Deal yourself a hand – once every one billion years. Be patient. Have you dealt yourself a Royal Flush? No? Not a problem: wait one billion years and deal yourself another hand.

Is it a Royal Flush? A Royal Flush hits about once in every 649,740 hands hence it’s place atop poker hand rankings.

Keep dealing yourself a five-card hand, once every billion years. When you hit a Royal Flush, it’s time to buy a lottery ticket. Have you won the jackpot? No? Unlucky: start again. The odds of hitting a six number (1- 59) lottery win are 45,057,474 to 1.

Finally, you hit a Royal Flush. You buy a lottery ticket. You win the jackpot.

Now, you have earned the right to throw a single grain of sand into the Grand Canyon.

Repeat this process: win the Royal Flush, win the lottery, throw in a grain of sand.

When the Grand Canyon is completely full, you remove one ounce of rock from Mt Everest.

The Grand Canyon empties and you start again. Repeat the entire process.

The timer is still counting down. Still, you are nowhere near the number of potential combinations of a 52-card deck.

When you have finally levelled Mt Everest, ounce by ounce, Grand Canyon by Grand Canyon, you still have more time to kill.

The truth is: you need to level Mt Everest 256 times to run the clock to zero. All this after 1,000 trips to the Sun.

That’s how many different combinations there are in a single deck of cards.

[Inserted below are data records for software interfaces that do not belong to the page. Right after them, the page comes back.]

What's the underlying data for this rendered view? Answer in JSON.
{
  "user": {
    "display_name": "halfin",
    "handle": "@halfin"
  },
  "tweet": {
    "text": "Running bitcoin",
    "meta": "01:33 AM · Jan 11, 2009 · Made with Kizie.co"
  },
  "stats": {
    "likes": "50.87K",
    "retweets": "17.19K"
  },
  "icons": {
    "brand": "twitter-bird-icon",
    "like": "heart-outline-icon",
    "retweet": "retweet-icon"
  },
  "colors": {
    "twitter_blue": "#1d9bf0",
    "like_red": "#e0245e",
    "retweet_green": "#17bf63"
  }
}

And you thought betting a 100/1 outsider with an online sportsbook was taking a big chance.

52! and the Big Bang

Of course, none of this will ever happen. Just five steps into your first circumnavigation of the globe, the Sun will run out of hydrogen.

You’ll never get to remove that first drop of water. Let alone, empty the ocean, build your paper tower to the stars, fill (and empty) the Grand Canyon with sand and level Mt Everest 256 times.

Here’s the thing. No one knows precisely how long the universe has left. Our cosmos is currently a sprightly 13.77 billion years old. Stars are still being born. It’s estimated that the last star will be born one trillion years from now. It will probably be a small Red Dwarf called Dave.

That Red Dwarf will shine, fade, and then twinkle in the gloom. In roughly 100 trillion years, the lights will finally go out.

So, we have one hundred trillion years to get through this deck of cards.

One hundred trillion looks like this, a one with 14 zeros: 100 000 000 000 000

Multiply this by days of the year (365): 36 500 000 000 000 000

Multiply this by hours in a day (24): 876 000 000 000 000 000

Again, by minutes (60): 52 560 000 000 000 000 000

Finally, by seconds (60): 3 153 600 000 000 000 000 000

Now, take another look at that first factorial 52!

Let’s divide 52! By the number of seconds remaining in the universe; assuming one new deal per second

The stars would have to be born and die, this many times, before you had revealed every combination in that single, simple, 52-card deck:

25 576 539 564 606 760 074 727 497 734 780 494 347 821 380 467

Mind blown? It’s all in the cards… So deal ‘em out at an online poker site and enjoy something special…

References

Paul Cullen
Casino Industry Expert
Paul Cullen
Casino Industry Expert

Paul Cullen is an industry veteran, with a track record that stretches back to day one. He started his career as a copywriter and creative for the world’s very first online sportsbook: Intertops.com. There was no one else. Since then, he has seen the industry evolve and grow, working at BetonSports, BetWWTS, Absolute Poker, Ultimate Bet, InterCasino, PartyGaming, Mansion, Bodog, Casino Choice, Costa Bingo and Casumo. The evolution of Internet gaming, the arrival of the online casino, the poker revolution, and the bingo boom. He’s got the t-shirt.